» **Work order**: All entries given below are to be returned word for word.

» **Data section**:
--*--
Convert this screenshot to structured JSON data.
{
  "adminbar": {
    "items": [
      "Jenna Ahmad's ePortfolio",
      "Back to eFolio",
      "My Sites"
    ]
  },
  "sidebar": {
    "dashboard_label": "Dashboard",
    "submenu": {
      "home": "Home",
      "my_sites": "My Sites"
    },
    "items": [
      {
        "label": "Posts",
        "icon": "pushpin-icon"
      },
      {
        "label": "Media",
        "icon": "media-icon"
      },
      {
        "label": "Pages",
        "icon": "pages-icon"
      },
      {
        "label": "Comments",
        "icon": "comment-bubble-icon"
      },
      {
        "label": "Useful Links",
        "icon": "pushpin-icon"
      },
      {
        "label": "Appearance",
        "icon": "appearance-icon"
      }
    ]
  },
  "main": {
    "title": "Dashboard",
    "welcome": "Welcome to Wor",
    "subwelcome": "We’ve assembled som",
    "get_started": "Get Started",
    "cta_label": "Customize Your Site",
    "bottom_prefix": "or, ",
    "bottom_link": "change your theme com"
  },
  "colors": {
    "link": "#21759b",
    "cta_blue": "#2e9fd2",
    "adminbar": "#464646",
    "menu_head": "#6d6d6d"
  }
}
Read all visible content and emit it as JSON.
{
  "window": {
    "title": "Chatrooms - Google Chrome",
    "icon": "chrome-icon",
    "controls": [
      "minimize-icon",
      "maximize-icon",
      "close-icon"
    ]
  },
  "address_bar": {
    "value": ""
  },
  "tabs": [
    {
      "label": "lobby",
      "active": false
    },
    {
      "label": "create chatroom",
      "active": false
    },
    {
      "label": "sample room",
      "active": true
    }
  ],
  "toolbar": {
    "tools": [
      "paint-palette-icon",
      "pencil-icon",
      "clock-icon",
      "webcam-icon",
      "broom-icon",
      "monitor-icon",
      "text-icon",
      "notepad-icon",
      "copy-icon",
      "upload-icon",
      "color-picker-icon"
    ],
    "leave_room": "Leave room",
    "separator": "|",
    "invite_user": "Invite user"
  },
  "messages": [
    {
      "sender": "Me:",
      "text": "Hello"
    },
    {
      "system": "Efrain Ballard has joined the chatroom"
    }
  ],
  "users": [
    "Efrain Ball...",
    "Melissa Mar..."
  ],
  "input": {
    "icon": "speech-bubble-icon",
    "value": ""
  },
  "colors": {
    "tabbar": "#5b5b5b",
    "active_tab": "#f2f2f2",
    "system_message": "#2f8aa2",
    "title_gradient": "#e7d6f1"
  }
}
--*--
» **The answer**:
Convert this screenshot to structured JSON data.
{
  "adminbar": {
    "items": [
      "Jenna Ahmad's ePortfolio",
      "Back to eFolio",
      "My Sites"
    ]
  },
  "sidebar": {
    "dashboard_label": "Dashboard",
    "submenu": {
      "home": "Home",
      "my_sites": "My Sites"
    },
    "items": [
      {
        "label": "Posts",
        "icon": "pushpin-icon"
      },
      {
        "label": "Media",
        "icon": "media-icon"
      },
      {
        "label": "Pages",
        "icon": "pages-icon"
      },
      {
        "label": "Comments",
        "icon": "comment-bubble-icon"
      },
      {
        "label": "Useful Links",
        "icon": "pushpin-icon"
      },
      {
        "label": "Appearance",
        "icon": "appearance-icon"
      }
    ]
  },
  "main": {
    "title": "Dashboard",
    "welcome": "Welcome to Wor",
    "subwelcome": "We’ve assembled som",
    "get_started": "Get Started",
    "cta_label": "Customize Your Site",
    "bottom_prefix": "or, ",
    "bottom_link": "change your theme com"
  },
  "colors": {
    "link": "#21759b",
    "cta_blue": "#2e9fd2",
    "adminbar": "#464646",
    "menu_head": "#6d6d6d"
  }
}
Read all visible content and emit it as JSON.
{
  "window": {
    "title": "Chatrooms - Google Chrome",
    "icon": "chrome-icon",
    "controls": [
      "minimize-icon",
      "maximize-icon",
      "close-icon"
    ]
  },
  "address_bar": {
    "value": ""
  },
  "tabs": [
    {
      "label": "lobby",
      "active": false
    },
    {
      "label": "create chatroom",
      "active": false
    },
    {
      "label": "sample room",
      "active": true
    }
  ],
  "toolbar": {
    "tools": [
      "paint-palette-icon",
      "pencil-icon",
      "clock-icon",
      "webcam-icon",
      "broom-icon",
      "monitor-icon",
      "text-icon",
      "notepad-icon",
      "copy-icon",
      "upload-icon",
      "color-picker-icon"
    ],
    "leave_room": "Leave room",
    "separator": "|",
    "invite_user": "Invite user"
  },
  "messages": [
    {
      "sender": "Me:",
      "text": "Hello"
    },
    {
      "system": "Efrain Ballard has joined the chatroom"
    }
  ],
  "users": [
    "Efrain Ball...",
    "Melissa Mar..."
  ],
  "input": {
    "icon": "speech-bubble-icon",
    "value": ""
  },
  "colors": {
    "tabbar": "#5b5b5b",
    "active_tab": "#f2f2f2",
    "system_message": "#2f8aa2",
    "title_gradient": "#e7d6f1"
  }
}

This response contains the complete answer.